Element data from apps and pages:
*-*-*

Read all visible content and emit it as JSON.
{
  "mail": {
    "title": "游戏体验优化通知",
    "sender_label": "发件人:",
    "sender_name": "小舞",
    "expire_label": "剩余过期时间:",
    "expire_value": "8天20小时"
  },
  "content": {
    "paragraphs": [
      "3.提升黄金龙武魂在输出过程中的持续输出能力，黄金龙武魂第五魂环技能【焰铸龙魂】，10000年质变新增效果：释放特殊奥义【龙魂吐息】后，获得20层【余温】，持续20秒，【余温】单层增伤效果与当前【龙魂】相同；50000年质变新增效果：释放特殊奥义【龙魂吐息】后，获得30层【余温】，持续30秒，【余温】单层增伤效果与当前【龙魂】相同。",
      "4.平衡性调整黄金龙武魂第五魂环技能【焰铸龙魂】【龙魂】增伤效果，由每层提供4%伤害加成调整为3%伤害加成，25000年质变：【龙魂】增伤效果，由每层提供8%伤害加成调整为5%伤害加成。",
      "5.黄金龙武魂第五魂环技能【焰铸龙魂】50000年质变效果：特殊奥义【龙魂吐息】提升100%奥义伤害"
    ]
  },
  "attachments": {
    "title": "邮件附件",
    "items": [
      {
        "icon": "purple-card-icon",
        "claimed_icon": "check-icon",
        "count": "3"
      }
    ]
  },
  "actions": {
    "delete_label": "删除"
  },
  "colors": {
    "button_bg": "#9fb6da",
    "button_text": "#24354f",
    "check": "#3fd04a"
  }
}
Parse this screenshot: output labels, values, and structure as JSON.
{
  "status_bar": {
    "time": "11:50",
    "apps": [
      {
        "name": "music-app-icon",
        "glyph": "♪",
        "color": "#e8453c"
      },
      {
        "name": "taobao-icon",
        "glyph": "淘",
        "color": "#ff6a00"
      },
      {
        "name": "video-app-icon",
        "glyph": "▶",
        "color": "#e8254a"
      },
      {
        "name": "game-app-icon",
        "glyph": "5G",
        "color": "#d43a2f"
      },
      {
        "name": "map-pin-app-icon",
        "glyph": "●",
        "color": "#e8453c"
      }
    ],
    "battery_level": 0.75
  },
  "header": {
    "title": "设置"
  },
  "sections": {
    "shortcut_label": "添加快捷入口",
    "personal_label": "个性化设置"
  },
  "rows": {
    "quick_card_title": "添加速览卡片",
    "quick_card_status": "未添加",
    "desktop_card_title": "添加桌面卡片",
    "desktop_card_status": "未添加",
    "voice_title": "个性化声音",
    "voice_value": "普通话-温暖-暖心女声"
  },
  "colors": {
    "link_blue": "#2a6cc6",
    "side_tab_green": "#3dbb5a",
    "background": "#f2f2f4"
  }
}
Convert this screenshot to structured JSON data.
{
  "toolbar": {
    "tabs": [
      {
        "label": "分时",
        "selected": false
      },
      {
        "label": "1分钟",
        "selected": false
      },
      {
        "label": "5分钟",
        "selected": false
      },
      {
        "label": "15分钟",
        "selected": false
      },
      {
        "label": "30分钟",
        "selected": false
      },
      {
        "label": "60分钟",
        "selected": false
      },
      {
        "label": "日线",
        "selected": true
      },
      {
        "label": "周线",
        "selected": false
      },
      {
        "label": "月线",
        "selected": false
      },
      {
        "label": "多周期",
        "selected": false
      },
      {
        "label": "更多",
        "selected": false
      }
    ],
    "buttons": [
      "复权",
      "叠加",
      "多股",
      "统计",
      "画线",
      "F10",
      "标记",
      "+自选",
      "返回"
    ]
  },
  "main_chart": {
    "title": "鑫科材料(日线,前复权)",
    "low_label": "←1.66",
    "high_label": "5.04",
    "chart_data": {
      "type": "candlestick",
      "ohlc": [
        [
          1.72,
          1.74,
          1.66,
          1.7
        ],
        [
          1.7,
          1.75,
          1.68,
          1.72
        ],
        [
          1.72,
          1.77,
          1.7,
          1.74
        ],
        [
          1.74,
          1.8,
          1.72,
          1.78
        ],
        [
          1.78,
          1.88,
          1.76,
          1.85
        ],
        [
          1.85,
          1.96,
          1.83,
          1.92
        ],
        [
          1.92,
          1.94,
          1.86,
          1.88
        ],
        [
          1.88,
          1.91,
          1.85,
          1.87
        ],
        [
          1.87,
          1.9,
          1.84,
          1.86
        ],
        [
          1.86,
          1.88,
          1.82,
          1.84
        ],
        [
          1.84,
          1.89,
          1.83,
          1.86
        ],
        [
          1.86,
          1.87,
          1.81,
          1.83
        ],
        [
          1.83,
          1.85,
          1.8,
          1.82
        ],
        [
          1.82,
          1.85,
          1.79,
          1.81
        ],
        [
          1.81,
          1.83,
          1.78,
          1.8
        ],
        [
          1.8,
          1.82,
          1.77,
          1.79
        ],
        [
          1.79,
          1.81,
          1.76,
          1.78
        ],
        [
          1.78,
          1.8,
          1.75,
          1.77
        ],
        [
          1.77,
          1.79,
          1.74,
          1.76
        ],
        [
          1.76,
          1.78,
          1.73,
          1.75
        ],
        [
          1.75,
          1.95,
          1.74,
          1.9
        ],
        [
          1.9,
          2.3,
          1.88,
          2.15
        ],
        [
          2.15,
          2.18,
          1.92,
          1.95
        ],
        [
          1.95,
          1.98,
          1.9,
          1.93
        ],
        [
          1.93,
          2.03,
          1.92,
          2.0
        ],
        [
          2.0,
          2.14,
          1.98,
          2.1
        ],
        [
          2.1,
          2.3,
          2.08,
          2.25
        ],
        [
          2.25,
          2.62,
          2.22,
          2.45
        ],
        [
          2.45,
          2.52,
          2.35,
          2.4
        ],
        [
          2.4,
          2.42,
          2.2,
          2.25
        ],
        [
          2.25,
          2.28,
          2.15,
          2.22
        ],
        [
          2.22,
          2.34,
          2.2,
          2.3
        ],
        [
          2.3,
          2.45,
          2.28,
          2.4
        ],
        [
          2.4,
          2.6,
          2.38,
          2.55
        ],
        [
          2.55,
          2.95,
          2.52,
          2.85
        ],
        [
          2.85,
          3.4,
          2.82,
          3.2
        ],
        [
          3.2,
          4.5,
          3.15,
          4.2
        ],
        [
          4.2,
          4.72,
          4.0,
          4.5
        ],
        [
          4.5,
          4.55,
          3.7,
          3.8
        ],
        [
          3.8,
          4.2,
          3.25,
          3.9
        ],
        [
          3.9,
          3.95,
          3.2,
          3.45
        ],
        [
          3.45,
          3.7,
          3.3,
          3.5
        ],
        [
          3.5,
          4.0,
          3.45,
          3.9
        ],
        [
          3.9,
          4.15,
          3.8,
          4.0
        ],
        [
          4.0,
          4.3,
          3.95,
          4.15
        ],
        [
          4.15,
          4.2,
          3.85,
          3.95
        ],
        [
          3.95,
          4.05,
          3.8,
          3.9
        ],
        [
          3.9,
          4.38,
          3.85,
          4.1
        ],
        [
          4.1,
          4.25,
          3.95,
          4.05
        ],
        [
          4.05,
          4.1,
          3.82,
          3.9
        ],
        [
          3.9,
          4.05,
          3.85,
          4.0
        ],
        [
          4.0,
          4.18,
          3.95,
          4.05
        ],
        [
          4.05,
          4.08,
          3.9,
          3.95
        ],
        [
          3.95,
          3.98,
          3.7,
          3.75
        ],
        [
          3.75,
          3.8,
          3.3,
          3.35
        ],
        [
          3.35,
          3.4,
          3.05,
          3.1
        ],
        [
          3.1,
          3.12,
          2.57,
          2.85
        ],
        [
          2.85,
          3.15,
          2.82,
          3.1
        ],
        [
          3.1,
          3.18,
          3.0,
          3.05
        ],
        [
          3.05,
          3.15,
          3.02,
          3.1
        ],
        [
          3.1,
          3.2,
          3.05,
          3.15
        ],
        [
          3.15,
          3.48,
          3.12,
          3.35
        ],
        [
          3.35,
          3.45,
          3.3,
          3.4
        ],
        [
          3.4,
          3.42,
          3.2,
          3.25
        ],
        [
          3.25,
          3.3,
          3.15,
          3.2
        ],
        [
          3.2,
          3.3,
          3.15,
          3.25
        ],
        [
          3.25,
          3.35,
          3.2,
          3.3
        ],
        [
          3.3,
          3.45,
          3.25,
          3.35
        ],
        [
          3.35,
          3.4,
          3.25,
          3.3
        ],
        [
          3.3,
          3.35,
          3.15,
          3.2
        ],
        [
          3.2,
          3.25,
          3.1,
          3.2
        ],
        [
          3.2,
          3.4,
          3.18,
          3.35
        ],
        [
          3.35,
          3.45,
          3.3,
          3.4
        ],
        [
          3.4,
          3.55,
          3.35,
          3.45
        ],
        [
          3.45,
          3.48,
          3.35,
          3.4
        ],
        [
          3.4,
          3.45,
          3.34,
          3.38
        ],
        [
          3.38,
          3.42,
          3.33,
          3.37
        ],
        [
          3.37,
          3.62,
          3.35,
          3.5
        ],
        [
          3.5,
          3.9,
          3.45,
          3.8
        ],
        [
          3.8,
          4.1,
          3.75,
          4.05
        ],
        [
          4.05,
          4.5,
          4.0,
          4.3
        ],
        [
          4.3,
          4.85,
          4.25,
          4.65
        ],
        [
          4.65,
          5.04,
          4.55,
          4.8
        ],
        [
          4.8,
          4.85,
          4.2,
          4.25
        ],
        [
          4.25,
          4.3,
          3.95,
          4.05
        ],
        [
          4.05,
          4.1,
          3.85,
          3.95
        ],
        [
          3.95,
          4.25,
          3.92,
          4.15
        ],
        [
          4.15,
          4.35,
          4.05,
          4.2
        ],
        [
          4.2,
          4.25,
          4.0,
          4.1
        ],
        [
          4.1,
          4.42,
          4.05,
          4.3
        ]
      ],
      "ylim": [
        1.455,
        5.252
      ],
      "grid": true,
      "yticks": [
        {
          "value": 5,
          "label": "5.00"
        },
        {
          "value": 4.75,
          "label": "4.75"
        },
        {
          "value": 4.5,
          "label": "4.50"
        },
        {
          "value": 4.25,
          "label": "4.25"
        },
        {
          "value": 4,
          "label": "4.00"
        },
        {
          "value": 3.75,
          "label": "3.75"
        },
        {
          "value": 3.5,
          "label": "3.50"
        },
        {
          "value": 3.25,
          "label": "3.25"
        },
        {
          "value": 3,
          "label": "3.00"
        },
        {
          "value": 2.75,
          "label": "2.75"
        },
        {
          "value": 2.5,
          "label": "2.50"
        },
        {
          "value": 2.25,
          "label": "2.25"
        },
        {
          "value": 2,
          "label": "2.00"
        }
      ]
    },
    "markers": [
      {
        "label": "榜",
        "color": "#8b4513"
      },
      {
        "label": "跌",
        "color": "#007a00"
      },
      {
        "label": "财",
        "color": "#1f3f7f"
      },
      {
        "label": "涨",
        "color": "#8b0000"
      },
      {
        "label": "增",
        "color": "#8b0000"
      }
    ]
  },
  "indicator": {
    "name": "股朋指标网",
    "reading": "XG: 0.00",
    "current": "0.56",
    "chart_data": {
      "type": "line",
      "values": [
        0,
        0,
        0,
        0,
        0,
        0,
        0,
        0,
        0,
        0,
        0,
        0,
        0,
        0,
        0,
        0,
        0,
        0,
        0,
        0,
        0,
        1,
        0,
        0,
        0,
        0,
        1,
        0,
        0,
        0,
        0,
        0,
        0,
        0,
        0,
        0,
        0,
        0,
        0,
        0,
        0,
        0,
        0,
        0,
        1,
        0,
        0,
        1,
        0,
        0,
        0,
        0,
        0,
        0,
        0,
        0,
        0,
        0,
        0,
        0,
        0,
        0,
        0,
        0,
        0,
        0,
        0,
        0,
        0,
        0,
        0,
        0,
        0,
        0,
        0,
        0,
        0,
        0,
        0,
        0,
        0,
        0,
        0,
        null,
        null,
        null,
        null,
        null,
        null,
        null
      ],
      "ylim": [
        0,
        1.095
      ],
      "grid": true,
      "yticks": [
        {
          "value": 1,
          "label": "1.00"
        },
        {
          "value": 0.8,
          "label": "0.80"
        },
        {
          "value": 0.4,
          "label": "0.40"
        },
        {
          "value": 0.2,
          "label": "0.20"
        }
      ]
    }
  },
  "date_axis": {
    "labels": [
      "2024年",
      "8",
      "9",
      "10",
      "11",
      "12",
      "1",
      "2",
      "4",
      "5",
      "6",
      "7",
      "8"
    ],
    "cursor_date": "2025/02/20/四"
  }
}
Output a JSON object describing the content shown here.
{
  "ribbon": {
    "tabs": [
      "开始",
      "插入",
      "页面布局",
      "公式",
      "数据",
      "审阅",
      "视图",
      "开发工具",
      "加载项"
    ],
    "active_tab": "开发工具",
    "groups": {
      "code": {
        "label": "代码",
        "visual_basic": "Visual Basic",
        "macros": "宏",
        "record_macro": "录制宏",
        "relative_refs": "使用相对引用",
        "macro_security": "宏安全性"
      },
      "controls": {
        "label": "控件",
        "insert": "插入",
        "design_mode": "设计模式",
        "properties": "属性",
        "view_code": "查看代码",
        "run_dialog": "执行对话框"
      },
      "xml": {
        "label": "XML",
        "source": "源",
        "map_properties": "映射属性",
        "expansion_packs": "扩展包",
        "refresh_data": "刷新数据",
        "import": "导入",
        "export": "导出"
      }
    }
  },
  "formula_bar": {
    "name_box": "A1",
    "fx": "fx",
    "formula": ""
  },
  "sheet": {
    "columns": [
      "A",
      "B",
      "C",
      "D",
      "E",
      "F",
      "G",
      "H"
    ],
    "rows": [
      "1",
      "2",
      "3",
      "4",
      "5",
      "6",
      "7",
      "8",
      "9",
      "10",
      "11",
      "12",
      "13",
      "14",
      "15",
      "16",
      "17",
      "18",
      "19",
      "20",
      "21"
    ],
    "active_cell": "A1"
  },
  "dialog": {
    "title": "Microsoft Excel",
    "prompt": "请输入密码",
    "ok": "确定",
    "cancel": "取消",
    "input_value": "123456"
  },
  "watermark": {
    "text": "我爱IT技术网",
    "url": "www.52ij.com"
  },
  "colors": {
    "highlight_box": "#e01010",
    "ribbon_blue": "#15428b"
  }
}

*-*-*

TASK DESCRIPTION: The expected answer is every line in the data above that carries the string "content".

RESPONSE BELOW:
Read all visible content and emit it as JSON.
  "content": {
Output a JSON object describing the content shown here.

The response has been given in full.